Data for review below:

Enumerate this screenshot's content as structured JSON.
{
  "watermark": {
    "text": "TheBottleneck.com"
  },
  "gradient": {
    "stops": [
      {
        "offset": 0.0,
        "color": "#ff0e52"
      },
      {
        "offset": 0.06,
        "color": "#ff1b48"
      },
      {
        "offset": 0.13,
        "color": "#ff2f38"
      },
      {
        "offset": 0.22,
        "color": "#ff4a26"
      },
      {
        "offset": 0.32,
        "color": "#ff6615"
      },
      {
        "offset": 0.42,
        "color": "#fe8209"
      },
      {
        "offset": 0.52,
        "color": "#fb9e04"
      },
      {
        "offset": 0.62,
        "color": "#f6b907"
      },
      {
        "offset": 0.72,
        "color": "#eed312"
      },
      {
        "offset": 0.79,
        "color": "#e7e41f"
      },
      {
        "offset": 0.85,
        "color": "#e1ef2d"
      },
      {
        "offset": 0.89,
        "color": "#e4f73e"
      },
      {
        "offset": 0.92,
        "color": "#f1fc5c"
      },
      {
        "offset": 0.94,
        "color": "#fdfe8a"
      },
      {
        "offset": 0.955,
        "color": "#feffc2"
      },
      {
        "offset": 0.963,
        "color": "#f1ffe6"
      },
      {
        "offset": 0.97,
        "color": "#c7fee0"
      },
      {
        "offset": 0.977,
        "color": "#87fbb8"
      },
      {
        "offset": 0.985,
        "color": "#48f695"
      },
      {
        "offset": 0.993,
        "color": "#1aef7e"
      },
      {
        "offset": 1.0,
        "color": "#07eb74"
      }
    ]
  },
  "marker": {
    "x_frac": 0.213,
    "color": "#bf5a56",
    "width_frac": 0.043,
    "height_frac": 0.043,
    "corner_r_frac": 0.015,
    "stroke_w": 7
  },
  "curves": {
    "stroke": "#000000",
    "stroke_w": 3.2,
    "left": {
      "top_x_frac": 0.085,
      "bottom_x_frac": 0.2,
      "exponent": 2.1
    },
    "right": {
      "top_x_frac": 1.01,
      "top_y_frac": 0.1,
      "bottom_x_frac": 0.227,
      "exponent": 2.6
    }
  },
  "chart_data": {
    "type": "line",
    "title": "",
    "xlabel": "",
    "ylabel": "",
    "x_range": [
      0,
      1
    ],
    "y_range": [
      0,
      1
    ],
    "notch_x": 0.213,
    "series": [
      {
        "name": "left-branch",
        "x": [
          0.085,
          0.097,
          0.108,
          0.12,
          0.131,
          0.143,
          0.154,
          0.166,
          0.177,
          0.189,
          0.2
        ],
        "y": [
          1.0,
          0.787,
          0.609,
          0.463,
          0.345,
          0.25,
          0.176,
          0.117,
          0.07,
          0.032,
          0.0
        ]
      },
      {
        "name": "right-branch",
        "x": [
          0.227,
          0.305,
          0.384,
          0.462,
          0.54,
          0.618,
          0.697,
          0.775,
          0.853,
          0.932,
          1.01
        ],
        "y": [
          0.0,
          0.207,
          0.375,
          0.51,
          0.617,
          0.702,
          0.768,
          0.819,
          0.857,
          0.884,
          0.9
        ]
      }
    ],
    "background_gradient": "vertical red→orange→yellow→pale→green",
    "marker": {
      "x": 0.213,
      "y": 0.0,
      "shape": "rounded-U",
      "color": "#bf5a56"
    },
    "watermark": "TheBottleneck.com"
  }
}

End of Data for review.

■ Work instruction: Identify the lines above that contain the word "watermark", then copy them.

■ Answer to this exercise:
  "watermark": {
    "watermark": "TheBottleneck.com"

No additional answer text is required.